(Provided entries begins)
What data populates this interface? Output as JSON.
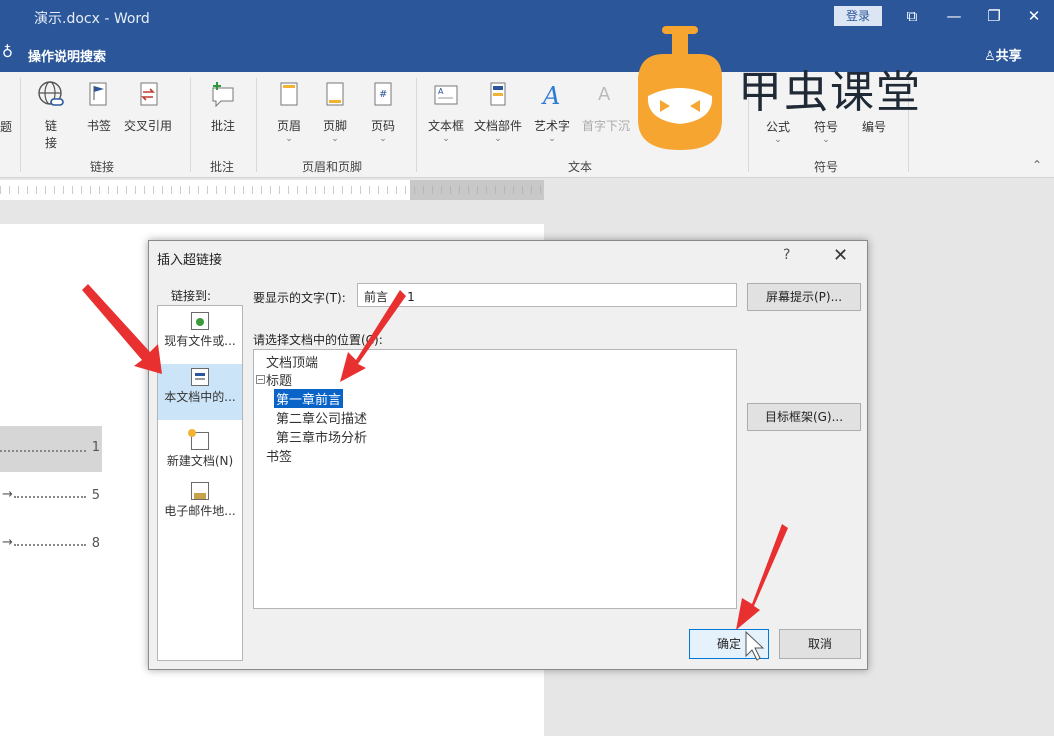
{
  "window": {
    "title": "演示.docx - Word",
    "login": "登录",
    "controls": {
      "ribbon_options": "⧉",
      "minimize": "—",
      "restore": "❐",
      "close": "✕"
    }
  },
  "tellbar": {
    "tell_me": "操作说明搜索",
    "share": "共享"
  },
  "ribbon": {
    "partial_left": "题",
    "links": {
      "hyperlink": "链",
      "hyperlink2": "接",
      "bookmark": "书签",
      "crossref": "交叉引用",
      "group": "链接"
    },
    "comments": {
      "comment": "批注",
      "group": "批注"
    },
    "headerfooter": {
      "header": "页眉",
      "footer": "页脚",
      "pagenum": "页码",
      "group": "页眉和页脚"
    },
    "text": {
      "textbox": "文本框",
      "quickparts": "文档部件",
      "wordart": "艺术字",
      "dropcap": "首字下沉",
      "group": "文本"
    },
    "symbols": {
      "equation": "公式",
      "symbol": "符号",
      "number": "编号",
      "group": "符号"
    }
  },
  "document": {
    "toc": [
      {
        "num": "1",
        "prefix": ""
      },
      {
        "num": "5",
        "prefix": "→"
      },
      {
        "num": "8",
        "prefix": "→"
      }
    ]
  },
  "dialog": {
    "title": "插入超链接",
    "help": "?",
    "close": "✕",
    "link_to_label": "链接到:",
    "link_to": [
      {
        "label": "现有文件或..."
      },
      {
        "label": "本文档中的..."
      },
      {
        "label": "新建文档(N)"
      },
      {
        "label": "电子邮件地..."
      }
    ],
    "display_text_label": "要显示的文字(T):",
    "display_text_value": "前言     1",
    "screen_tip": "屏幕提示(P)...",
    "position_label": "请选择文档中的位置(C):",
    "tree": {
      "top": "文档顶端",
      "headings": "标题",
      "items": [
        "第一章前言",
        "第二章公司描述",
        "第三章市场分析"
      ],
      "bookmarks": "书签"
    },
    "target_frame": "目标框架(G)...",
    "ok": "确定",
    "cancel": "取消"
  },
  "watermark": {
    "text": "甲虫课堂"
  },
  "colors": {
    "accent": "#2b579a",
    "selection": "#0a64c8",
    "arrow": "#e83030",
    "logo": "#f7a531"
  }
}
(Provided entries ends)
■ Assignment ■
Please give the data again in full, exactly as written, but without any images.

■ Solved problem ■
What data populates this interface? Output as JSON.
{
  "window": {
    "title": "演示.docx - Word",
    "login": "登录",
    "controls": {
      "ribbon_options": "⧉",
      "minimize": "—",
      "restore": "❐",
      "close": "✕"
    }
  },
  "tellbar": {
    "tell_me": "操作说明搜索",
    "share": "共享"
  },
  "ribbon": {
    "partial_left": "题",
    "links": {
      "hyperlink": "链",
      "hyperlink2": "接",
      "bookmark": "书签",
      "crossref": "交叉引用",
      "group": "链接"
    },
    "comments": {
      "comment": "批注",
      "group": "批注"
    },
    "headerfooter": {
      "header": "页眉",
      "footer": "页脚",
      "pagenum": "页码",
      "group": "页眉和页脚"
    },
    "text": {
      "textbox": "文本框",
      "quickparts": "文档部件",
      "wordart": "艺术字",
      "dropcap": "首字下沉",
      "group": "文本"
    },
    "symbols": {
      "equation": "公式",
      "symbol": "符号",
      "number": "编号",
      "group": "符号"
    }
  },
  "document": {
    "toc": [
      {
        "num": "1",
        "prefix": ""
      },
      {
        "num": "5",
        "prefix": "→"
      },
      {
        "num": "8",
        "prefix": "→"
      }
    ]
  },
  "dialog": {
    "title": "插入超链接",
    "help": "?",
    "close": "✕",
    "link_to_label": "链接到:",
    "link_to": [
      {
        "label": "现有文件或..."
      },
      {
        "label": "本文档中的..."
      },
      {
        "label": "新建文档(N)"
      },
      {
        "label": "电子邮件地..."
      }
    ],
    "display_text_label": "要显示的文字(T):",
    "display_text_value": "前言     1",
    "screen_tip": "屏幕提示(P)...",
    "position_label": "请选择文档中的位置(C):",
    "tree": {
      "top": "文档顶端",
      "headings": "标题",
      "items": [
        "第一章前言",
        "第二章公司描述",
        "第三章市场分析"
      ],
      "bookmarks": "书签"
    },
    "target_frame": "目标框架(G)...",
    "ok": "确定",
    "cancel": "取消"
  },
  "watermark": {
    "text": "甲虫课堂"
  },
  "colors": {
    "accent": "#2b579a",
    "selection": "#0a64c8",
    "arrow": "#e83030",
    "logo": "#f7a531"
  }
}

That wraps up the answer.